- Task brief:
Tally the lines below that contain the word "VLAN", then give the tally alone.

- Given information:

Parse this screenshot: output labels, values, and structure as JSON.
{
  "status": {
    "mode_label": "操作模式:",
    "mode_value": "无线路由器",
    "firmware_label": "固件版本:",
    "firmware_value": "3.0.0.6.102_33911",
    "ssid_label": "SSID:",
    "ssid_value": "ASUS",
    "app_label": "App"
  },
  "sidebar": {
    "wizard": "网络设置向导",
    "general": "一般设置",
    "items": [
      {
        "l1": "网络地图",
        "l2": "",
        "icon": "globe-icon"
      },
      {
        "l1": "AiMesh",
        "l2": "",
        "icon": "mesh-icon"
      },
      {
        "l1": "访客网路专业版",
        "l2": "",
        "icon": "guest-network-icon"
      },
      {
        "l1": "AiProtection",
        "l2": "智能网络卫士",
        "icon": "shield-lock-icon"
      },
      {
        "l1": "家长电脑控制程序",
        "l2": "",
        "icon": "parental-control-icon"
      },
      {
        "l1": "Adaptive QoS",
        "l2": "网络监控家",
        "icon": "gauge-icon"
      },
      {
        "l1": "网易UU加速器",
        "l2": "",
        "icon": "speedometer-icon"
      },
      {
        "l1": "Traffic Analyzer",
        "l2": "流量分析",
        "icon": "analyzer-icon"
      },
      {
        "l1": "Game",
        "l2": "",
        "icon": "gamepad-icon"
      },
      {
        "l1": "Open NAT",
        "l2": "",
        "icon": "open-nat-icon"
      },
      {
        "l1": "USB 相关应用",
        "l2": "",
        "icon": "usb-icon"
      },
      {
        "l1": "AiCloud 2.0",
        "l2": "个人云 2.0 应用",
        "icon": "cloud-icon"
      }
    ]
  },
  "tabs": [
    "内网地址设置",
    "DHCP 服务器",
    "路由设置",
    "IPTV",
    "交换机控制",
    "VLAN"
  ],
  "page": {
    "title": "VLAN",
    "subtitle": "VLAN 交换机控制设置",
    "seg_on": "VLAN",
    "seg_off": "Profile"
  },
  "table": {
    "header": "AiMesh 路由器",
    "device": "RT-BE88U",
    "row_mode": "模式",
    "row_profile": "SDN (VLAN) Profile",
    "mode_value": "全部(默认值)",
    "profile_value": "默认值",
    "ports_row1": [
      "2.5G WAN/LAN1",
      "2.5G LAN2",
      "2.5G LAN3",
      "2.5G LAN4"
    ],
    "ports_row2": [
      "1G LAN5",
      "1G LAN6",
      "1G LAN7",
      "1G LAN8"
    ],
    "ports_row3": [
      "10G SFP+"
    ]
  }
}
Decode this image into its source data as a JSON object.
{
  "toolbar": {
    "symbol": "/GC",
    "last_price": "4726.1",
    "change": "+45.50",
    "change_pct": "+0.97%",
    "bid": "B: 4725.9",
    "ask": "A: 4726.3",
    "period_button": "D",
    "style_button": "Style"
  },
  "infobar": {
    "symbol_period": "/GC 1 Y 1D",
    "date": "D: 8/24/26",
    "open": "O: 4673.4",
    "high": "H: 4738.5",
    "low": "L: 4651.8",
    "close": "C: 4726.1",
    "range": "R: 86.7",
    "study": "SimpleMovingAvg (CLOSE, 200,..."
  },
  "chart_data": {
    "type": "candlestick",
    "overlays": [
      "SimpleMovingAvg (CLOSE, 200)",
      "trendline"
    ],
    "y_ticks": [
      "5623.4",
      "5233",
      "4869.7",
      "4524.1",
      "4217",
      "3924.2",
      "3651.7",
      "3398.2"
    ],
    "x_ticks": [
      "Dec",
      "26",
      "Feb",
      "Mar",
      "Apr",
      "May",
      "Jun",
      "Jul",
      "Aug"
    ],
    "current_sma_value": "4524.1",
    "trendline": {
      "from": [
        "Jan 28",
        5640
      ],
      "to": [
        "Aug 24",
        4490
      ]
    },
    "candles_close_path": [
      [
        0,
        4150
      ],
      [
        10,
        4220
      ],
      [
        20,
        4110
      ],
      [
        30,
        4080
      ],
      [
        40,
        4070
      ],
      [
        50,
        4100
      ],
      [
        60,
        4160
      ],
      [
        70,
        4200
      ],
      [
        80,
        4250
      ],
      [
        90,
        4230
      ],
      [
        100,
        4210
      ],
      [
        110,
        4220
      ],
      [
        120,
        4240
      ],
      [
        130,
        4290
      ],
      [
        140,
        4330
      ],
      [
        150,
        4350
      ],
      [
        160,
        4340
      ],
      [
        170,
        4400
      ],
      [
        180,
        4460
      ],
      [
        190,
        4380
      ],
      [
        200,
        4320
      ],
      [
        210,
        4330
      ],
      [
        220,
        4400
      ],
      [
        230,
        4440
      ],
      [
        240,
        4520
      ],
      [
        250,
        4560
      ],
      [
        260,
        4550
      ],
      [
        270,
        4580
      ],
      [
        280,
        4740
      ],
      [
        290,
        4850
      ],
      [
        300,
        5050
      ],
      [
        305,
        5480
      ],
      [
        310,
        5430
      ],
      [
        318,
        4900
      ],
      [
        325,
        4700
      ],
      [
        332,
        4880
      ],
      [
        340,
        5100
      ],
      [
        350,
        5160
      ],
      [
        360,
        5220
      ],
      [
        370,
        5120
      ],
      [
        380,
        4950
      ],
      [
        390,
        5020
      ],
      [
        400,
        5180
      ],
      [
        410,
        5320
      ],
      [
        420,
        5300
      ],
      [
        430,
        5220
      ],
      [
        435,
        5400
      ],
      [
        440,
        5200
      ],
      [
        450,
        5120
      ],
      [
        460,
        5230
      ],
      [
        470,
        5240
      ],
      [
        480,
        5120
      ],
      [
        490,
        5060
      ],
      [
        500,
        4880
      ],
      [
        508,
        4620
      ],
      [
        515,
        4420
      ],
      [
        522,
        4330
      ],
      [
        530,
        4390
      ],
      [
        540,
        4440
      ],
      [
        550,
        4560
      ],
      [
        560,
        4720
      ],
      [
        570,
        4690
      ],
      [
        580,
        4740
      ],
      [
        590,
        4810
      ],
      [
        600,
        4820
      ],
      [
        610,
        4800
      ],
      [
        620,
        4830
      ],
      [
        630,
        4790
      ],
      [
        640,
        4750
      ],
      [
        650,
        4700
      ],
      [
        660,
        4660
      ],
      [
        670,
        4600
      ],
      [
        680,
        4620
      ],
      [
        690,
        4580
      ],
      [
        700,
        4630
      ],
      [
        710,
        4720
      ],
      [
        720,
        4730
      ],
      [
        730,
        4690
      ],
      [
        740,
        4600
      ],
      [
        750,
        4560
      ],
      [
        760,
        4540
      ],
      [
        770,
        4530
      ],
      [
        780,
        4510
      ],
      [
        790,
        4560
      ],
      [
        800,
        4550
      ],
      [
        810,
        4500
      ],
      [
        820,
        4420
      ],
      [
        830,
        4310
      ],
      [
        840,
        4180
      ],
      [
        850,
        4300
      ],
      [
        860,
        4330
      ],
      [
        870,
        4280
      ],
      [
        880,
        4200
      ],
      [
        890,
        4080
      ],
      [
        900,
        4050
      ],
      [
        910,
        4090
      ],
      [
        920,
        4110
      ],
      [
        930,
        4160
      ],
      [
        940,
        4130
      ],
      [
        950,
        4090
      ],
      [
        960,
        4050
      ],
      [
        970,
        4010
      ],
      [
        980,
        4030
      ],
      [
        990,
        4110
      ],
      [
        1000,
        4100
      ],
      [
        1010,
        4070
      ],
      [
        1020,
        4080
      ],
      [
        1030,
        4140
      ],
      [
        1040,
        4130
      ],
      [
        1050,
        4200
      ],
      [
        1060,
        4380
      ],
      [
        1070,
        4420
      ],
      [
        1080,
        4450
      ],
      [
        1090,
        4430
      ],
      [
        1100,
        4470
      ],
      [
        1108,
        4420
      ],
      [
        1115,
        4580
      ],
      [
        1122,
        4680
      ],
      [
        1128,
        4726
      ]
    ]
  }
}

- Your response:
5